In addition, would Rolex really want to bring out such a lusted after model just a year after the Pepsi broke the internet? Who knows, but one thing is for sure, if it does put in an appearance, the waiting lists for a steel Coke GMT-Master could rival the Daytona’s.
Spend enough time with watch people and you will start to hear some of the more outlandish theories and notions. After a while you realize most are just wishful thinking. However, if they were to ever come true, it would signal a major upheaval.
A steel Day-Date is one such idea. Ever since its introduction in 1956, Rolex forged the President in nothing but the finest precious metals; all three golds, as well as pure platinum. Stainless steel has never played any part in its makeup, not even in a Rolesor version, and I really don’t think it’s about to start now. What I can definitely see happening is the 36mm model adopting the same Cal. 3255 as its 40mm sibling. It is a move that fulfills everything Rolex stands for with its flagships—leave the outside well alone and perfect the engine.
Another watch starting to look conspicuous by its absence in the portfolio is a gold Daytona, of any color, on a metal bracelet with a Cerachrom bezel. There are plenty on Oysterflex straps or with an engraved gold surround, but that particular combination is missing. Maybe 2019 will see the world’s most coveted chronograph add those to its already extensive lineup.
Rolex Explorer II
A very interesting development would be a revised Explorer II. This is another one of those brand stalwarts many are hoping for an update on. The perpetual underachiever has been enjoying something of its moment in the sun as of late, and a touch of modernization could well see its stock rise even higher. What form that would take is unclear. Some would like to see it graduate to a Cerachrom bezel, although that might subtract from its utilitarian appeal. Others are actually keen for it to return to its original dimensions, back to 40mm from the latest iteration’s 42mm, as the trend for larger watches continues to lose ground. And it still uses the Cal. 3187, when the more advanced Cal. 3285 from the GMT-Master II is sitting there waiting and doing the same job.

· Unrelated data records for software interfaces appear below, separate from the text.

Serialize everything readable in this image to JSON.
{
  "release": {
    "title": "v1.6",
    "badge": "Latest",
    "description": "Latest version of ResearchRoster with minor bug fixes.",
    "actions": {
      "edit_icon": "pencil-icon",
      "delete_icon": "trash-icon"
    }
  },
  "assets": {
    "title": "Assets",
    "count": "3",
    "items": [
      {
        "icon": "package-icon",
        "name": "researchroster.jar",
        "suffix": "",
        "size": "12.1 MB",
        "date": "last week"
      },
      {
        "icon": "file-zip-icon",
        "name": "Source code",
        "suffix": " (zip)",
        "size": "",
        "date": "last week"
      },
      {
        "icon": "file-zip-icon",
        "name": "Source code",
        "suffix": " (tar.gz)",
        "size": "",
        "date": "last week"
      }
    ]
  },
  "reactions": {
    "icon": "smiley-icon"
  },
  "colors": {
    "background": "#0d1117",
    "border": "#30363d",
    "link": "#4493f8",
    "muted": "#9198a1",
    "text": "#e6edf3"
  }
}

With the Explorer II and the GMT-Master II sharing a mechanism for the vast majority of their respective runs, it wouldn’t be a huge surprise for it to happen again. Of course, the Explorer only has to wait another couple of years to clock up its own semi-centennial, so it is very likely any changes will be put off until 2021.
Like I said at the beginning, there really is no way to tell exactly what is going to happen with Rolex’s output. But the examples mentioned here are at least in the realms of possibility.
I think the most likely thing we will see is the Submariner getting some attention, whether that is as radical as a new case size, as needed as a new movement or even just a trip down memory lane with a line of red text on the dial as they did with the Sea-Dweller, I can’t say.
Be Sure To Check Back In
But be sure to check back in with the Beckertime blog and we will keep you up to date with all the latest developments as they happen. In the meantime, you can check out our great selection of pre-owned and vintage Rolex models.
— Featured Photo and Body Photo Credits: BeckerTime’s Archive.